Re: Q: detect uncommited changes

From: Malcolm Dew-Jones <>
Date: 31 Jul 2008 17:08:38 -0800
Message-ID: <48925406$>

joel garry ( wrote:
: On Jul 31, 1:47=A0pm, (Malcolm Dew-Jones)
: wrote:
: > "Oracle Database 10g Enterprise Edition Release - Production"
: > and forms (fmb) that come with the that version of developer.
: >
: > Say I have a form A that calls another form B and that the called form B
: > may post data without committing it, and then exit without rolling back. =
: =A0
: > The caller (A) will see the changes (i.e. if it selects the data it gets
: > the updated values) and can then decide to commit them or rollback as it
: > chooses. =A0That is all pretty standard stuff.
: >
: > In the case that the called form (B) has committed its changes then the
: > caller (A) can detect that with 100% reliability by examining
: > dbms_transaction. local_transaction_id. =A0If the id is null then there a=
: re
: > no outstanding changes that may need to be committed. =A0(And hence no ne=
: ed
: > to prompt the user to save any changes).
: >
: > The exact reverse also works reliably. =A0If the called form (B) POSTs da=
: ta
: > without a commit then local_transaction_id is always non-null. =A0The cal=
: ler
: > form (A) will always detect that a change was made, and that the user
: > needs to be prompted to commit those changes before it exits.
: >
: > The problem I am examing is that the local_transaction_id will sometimes
: > be non-null even though the called form (B) did not post any changes at
: > all. In that case the caller form (A) will prompt the user to save the
: > changes, but there were no changes made. =A0It is "safe" in the sense tha=
: t
: > the user will never lose any data by committing the session, but confusin=
: g
: > as they may have made no changes in either form.
: >
: > I am looking for the best way for the caller form (A) to detect that the
: > called form (B) really did post data to the database.
: >
: > Suggestions welcome.

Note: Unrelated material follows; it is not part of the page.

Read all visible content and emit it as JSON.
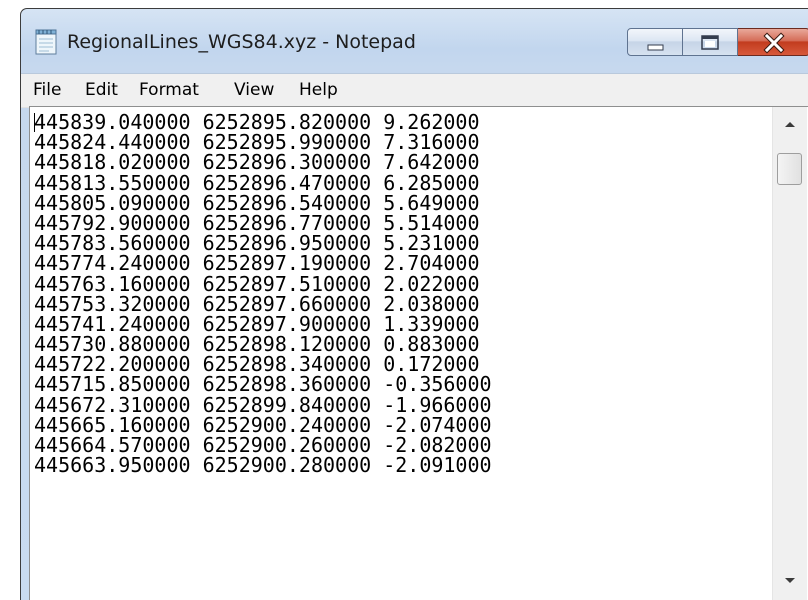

: Well, I have no idea about this stuff, but just looking at the docs I
: think your assumptions may be off.

: A transaction starts when the first executable SQL is encountered. So
: I would hope that local_transaction_id would be populated at that
: time.

Yes, as soon as any form writes anything to the database then the id is non-null. After a commit the value is null again. selects don't effect it.

If the user edits the data in the form, but before the form writes the changes to the database then the id is null, but status of the form itself can be checked.

So, if the user has no unsaved edits in the form, and if the database has no local_transaction_id, then the application can safely exit without prompting the user to save their changes (since there can't be any).

 Apologies if I don't understand what that sp is about, and
: double apologies for not knowing about forms since 2.3 that I can't
: even remember, but see
: ::P11_QUESTION_ID:509146277753
I will review that, thanks. Received on Thu Jul 31 2008 - 20:08:38 CDT

Original text of this message